- EXERCISE BRIEF -
Each entry must be written out again exactly as it stands.

- PROVIDED DATA -
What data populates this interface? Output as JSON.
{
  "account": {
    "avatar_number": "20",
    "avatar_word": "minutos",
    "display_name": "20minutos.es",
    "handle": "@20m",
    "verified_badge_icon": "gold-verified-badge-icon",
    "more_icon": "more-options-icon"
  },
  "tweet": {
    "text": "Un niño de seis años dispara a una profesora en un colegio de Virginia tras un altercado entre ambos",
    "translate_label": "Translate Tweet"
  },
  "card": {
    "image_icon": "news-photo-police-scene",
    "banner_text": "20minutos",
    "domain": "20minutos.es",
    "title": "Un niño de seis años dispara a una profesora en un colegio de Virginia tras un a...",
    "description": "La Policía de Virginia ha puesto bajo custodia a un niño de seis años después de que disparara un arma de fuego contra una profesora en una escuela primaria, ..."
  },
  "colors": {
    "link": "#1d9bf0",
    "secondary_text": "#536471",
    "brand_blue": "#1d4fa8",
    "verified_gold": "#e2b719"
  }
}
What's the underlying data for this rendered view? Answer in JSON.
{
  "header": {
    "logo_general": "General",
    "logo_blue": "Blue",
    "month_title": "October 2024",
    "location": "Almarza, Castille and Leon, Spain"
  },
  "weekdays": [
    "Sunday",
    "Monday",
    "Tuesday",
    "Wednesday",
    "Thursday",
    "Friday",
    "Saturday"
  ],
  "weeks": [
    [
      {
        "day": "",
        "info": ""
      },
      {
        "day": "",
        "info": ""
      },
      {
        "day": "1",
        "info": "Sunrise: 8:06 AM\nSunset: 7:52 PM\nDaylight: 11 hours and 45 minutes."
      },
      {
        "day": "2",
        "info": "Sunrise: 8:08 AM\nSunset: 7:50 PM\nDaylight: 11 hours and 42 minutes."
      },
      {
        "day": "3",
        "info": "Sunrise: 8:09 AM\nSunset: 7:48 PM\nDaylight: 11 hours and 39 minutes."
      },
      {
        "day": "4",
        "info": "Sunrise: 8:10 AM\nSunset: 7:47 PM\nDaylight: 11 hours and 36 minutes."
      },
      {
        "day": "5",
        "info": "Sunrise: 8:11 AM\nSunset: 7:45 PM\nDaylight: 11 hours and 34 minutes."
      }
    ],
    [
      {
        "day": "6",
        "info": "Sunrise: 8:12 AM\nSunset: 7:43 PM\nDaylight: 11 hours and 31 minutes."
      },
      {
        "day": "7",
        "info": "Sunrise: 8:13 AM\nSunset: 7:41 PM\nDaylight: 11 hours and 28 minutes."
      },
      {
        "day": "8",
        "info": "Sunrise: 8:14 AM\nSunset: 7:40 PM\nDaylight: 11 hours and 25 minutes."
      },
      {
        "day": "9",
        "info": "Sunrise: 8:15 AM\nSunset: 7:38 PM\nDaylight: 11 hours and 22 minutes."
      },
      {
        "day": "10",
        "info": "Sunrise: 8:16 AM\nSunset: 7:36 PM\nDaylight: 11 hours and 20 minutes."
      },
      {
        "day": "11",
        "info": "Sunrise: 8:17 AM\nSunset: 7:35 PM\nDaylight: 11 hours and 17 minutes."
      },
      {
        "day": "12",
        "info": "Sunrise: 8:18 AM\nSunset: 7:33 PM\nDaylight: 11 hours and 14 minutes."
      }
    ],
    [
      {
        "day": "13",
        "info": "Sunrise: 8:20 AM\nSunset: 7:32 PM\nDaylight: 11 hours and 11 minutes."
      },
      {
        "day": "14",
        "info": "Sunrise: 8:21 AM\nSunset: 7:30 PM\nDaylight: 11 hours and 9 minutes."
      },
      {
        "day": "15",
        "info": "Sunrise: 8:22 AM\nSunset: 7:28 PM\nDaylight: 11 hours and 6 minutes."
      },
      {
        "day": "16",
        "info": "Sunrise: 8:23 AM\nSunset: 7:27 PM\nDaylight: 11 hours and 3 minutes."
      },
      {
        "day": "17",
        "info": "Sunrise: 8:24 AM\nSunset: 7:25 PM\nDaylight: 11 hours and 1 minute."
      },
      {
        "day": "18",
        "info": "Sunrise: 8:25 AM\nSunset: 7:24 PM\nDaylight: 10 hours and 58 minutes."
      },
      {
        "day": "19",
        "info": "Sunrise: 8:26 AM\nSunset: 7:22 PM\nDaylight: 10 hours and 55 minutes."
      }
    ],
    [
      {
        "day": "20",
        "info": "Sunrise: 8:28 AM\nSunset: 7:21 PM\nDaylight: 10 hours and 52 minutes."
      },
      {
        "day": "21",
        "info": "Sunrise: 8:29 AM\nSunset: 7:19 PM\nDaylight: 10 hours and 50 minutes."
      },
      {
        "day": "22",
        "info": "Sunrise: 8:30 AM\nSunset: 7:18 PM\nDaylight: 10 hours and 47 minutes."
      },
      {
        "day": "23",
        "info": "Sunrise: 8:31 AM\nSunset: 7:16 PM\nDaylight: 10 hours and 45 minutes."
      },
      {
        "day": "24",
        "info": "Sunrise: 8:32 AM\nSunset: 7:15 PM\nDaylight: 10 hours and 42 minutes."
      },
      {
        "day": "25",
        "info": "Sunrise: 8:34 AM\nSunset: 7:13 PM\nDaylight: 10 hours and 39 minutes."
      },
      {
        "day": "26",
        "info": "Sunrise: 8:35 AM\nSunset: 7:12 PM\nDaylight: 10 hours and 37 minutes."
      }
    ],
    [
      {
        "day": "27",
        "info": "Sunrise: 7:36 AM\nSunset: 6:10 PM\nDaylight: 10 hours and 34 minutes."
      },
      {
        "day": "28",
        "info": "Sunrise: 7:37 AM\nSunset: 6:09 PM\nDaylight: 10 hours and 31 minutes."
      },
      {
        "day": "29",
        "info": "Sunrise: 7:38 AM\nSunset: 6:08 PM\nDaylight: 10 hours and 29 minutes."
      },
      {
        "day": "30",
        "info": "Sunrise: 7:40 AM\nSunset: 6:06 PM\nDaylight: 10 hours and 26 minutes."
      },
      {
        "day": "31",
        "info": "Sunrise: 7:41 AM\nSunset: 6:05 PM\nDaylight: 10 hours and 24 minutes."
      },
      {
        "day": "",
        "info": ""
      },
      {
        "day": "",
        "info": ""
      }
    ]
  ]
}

- TASK SOLUTION -
What data populates this interface? Output as JSON.
{
  "account": {
    "avatar_number": "20",
    "avatar_word": "minutos",
    "display_name": "20minutos.es",
    "handle": "@20m",
    "verified_badge_icon": "gold-verified-badge-icon",
    "more_icon": "more-options-icon"
  },
  "tweet": {
    "text": "Un niño de seis años dispara a una profesora en un colegio de Virginia tras un altercado entre ambos",
    "translate_label": "Translate Tweet"
  },
  "card": {
    "image_icon": "news-photo-police-scene",
    "banner_text": "20minutos",
    "domain": "20minutos.es",
    "title": "Un niño de seis años dispara a una profesora en un colegio de Virginia tras un a...",
    "description": "La Policía de Virginia ha puesto bajo custodia a un niño de seis años después de que disparara un arma de fuego contra una profesora en una escuela primaria, ..."
  },
  "colors": {
    "link": "#1d9bf0",
    "secondary_text": "#536471",
    "brand_blue": "#1d4fa8",
    "verified_gold": "#e2b719"
  }
}
What's the underlying data for this rendered view? Answer in JSON.
{
  "header": {
    "logo_general": "General",
    "logo_blue": "Blue",
    "month_title": "October 2024",
    "location": "Almarza, Castille and Leon, Spain"
  },
  "weekdays": [
    "Sunday",
    "Monday",
    "Tuesday",
    "Wednesday",
    "Thursday",
    "Friday",
    "Saturday"
  ],
  "weeks": [
    [
      {
        "day": "",
        "info": ""
      },
      {
        "day": "",
        "info": ""
      },
      {
        "day": "1",
        "info": "Sunrise: 8:06 AM\nSunset: 7:52 PM\nDaylight: 11 hours and 45 minutes."
      },
      {
        "day": "2",
        "info": "Sunrise: 8:08 AM\nSunset: 7:50 PM\nDaylight: 11 hours and 42 minutes."
      },
      {
        "day": "3",
        "info": "Sunrise: 8:09 AM\nSunset: 7:48 PM\nDaylight: 11 hours and 39 minutes."
      },
      {
        "day": "4",
        "info": "Sunrise: 8:10 AM\nSunset: 7:47 PM\nDaylight: 11 hours and 36 minutes."
      },
      {
        "day": "5",
        "info": "Sunrise: 8:11 AM\nSunset: 7:45 PM\nDaylight: 11 hours and 34 minutes."
      }
    ],
    [
      {
        "day": "6",
        "info": "Sunrise: 8:12 AM\nSunset: 7:43 PM\nDaylight: 11 hours and 31 minutes."
      },
      {
        "day": "7",
        "info": "Sunrise: 8:13 AM\nSunset: 7:41 PM\nDaylight: 11 hours and 28 minutes."
      },
      {
        "day": "8",
        "info": "Sunrise: 8:14 AM\nSunset: 7:40 PM\nDaylight: 11 hours and 25 minutes."
      },
      {
        "day": "9",
        "info": "Sunrise: 8:15 AM\nSunset: 7:38 PM\nDaylight: 11 hours and 22 minutes."
      },
      {
        "day": "10",
        "info": "Sunrise: 8:16 AM\nSunset: 7:36 PM\nDaylight: 11 hours and 20 minutes."
      },
      {
        "day": "11",
        "info": "Sunrise: 8:17 AM\nSunset: 7:35 PM\nDaylight: 11 hours and 17 minutes."
      },
      {
        "day": "12",
        "info": "Sunrise: 8:18 AM\nSunset: 7:33 PM\nDaylight: 11 hours and 14 minutes."
      }
    ],
    [
      {
        "day": "13",
        "info": "Sunrise: 8:20 AM\nSunset: 7:32 PM\nDaylight: 11 hours and 11 minutes."
      },
      {
        "day": "14",
        "info": "Sunrise: 8:21 AM\nSunset: 7:30 PM\nDaylight: 11 hours and 9 minutes."
      },
      {
        "day": "15",
        "info": "Sunrise: 8:22 AM\nSunset: 7:28 PM\nDaylight: 11 hours and 6 minutes."
      },
      {
        "day": "16",
        "info": "Sunrise: 8:23 AM\nSunset: 7:27 PM\nDaylight: 11 hours and 3 minutes."
      },
      {
        "day": "17",
        "info": "Sunrise: 8:24 AM\nSunset: 7:25 PM\nDaylight: 11 hours and 1 minute."
      },
      {
        "day": "18",
        "info": "Sunrise: 8:25 AM\nSunset: 7:24 PM\nDaylight: 10 hours and 58 minutes."
      },
      {
        "day": "19",
        "info": "Sunrise: 8:26 AM\nSunset: 7:22 PM\nDaylight: 10 hours and 55 minutes."
      }
    ],
    [
      {
        "day": "20",
        "info": "Sunrise: 8:28 AM\nSunset: 7:21 PM\nDaylight: 10 hours and 52 minutes."
      },
      {
        "day": "21",
        "info": "Sunrise: 8:29 AM\nSunset: 7:19 PM\nDaylight: 10 hours and 50 minutes."
      },
      {
        "day": "22",
        "info": "Sunrise: 8:30 AM\nSunset: 7:18 PM\nDaylight: 10 hours and 47 minutes."
      },
      {
        "day": "23",
        "info": "Sunrise: 8:31 AM\nSunset: 7:16 PM\nDaylight: 10 hours and 45 minutes."
      },
      {
        "day": "24",
        "info": "Sunrise: 8:32 AM\nSunset: 7:15 PM\nDaylight: 10 hours and 42 minutes."
      },
      {
        "day": "25",
        "info": "Sunrise: 8:34 AM\nSunset: 7:13 PM\nDaylight: 10 hours and 39 minutes."
      },
      {
        "day": "26",
        "info": "Sunrise: 8:35 AM\nSunset: 7:12 PM\nDaylight: 10 hours and 37 minutes."
      }
    ],
    [
      {
        "day": "27",
        "info": "Sunrise: 7:36 AM\nSunset: 6:10 PM\nDaylight: 10 hours and 34 minutes."
      },
      {
        "day": "28",
        "info": "Sunrise: 7:37 AM\nSunset: 6:09 PM\nDaylight: 10 hours and 31 minutes."
      },
      {
        "day": "29",
        "info": "Sunrise: 7:38 AM\nSunset: 6:08 PM\nDaylight: 10 hours and 29 minutes."
      },
      {
        "day": "30",
        "info": "Sunrise: 7:40 AM\nSunset: 6:06 PM\nDaylight: 10 hours and 26 minutes."
      },
      {
        "day": "31",
        "info": "Sunrise: 7:41 AM\nSunset: 6:05 PM\nDaylight: 10 hours and 24 minutes."
      },
      {
        "day": "",
        "info": ""
      },
      {
        "day": "",
        "info": ""
      }
    ]
  ]
}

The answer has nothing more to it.